▶ [ACTIVITY]: The response must be a precise copy of the records that follow.

▶ [DATA EXCERPTS]:
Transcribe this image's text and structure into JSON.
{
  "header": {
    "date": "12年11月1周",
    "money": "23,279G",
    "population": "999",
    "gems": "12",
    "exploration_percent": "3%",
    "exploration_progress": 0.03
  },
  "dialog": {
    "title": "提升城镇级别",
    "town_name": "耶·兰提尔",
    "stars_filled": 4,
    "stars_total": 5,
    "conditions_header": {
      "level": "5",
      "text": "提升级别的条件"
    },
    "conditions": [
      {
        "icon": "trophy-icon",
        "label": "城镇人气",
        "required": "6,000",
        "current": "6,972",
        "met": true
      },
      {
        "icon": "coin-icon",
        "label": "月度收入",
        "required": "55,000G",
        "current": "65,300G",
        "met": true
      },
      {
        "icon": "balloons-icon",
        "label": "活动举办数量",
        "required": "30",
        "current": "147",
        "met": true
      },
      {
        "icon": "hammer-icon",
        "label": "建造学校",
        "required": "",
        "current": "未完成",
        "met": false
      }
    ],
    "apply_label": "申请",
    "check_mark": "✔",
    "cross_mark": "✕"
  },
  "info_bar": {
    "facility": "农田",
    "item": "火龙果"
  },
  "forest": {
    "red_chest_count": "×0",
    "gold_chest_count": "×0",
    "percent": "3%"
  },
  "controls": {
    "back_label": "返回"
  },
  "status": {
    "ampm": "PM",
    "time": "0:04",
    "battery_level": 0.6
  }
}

▶ [ANSWER AREA]:
Transcribe this image's text and structure into JSON.
{
  "header": {
    "date": "12年11月1周",
    "money": "23,279G",
    "population": "999",
    "gems": "12",
    "exploration_percent": "3%",
    "exploration_progress": 0.03
  },
  "dialog": {
    "title": "提升城镇级别",
    "town_name": "耶·兰提尔",
    "stars_filled": 4,
    "stars_total": 5,
    "conditions_header": {
      "level": "5",
      "text": "提升级别的条件"
    },
    "conditions": [
      {
        "icon": "trophy-icon",
        "label": "城镇人气",
        "required": "6,000",
        "current": "6,972",
        "met": true
      },
      {
        "icon": "coin-icon",
        "label": "月度收入",
        "required": "55,000G",
        "current": "65,300G",
        "met": true
      },
      {
        "icon": "balloons-icon",
        "label": "活动举办数量",
        "required": "30",
        "current": "147",
        "met": true
      },
      {
        "icon": "hammer-icon",
        "label": "建造学校",
        "required": "",
        "current": "未完成",
        "met": false
      }
    ],
    "apply_label": "申请",
    "check_mark": "✔",
    "cross_mark": "✕"
  },
  "info_bar": {
    "facility": "农田",
    "item": "火龙果"
  },
  "forest": {
    "red_chest_count": "×0",
    "gold_chest_count": "×0",
    "percent": "3%"
  },
  "controls": {
    "back_label": "返回"
  },
  "status": {
    "ampm": "PM",
    "time": "0:04",
    "battery_level": 0.6
  }
}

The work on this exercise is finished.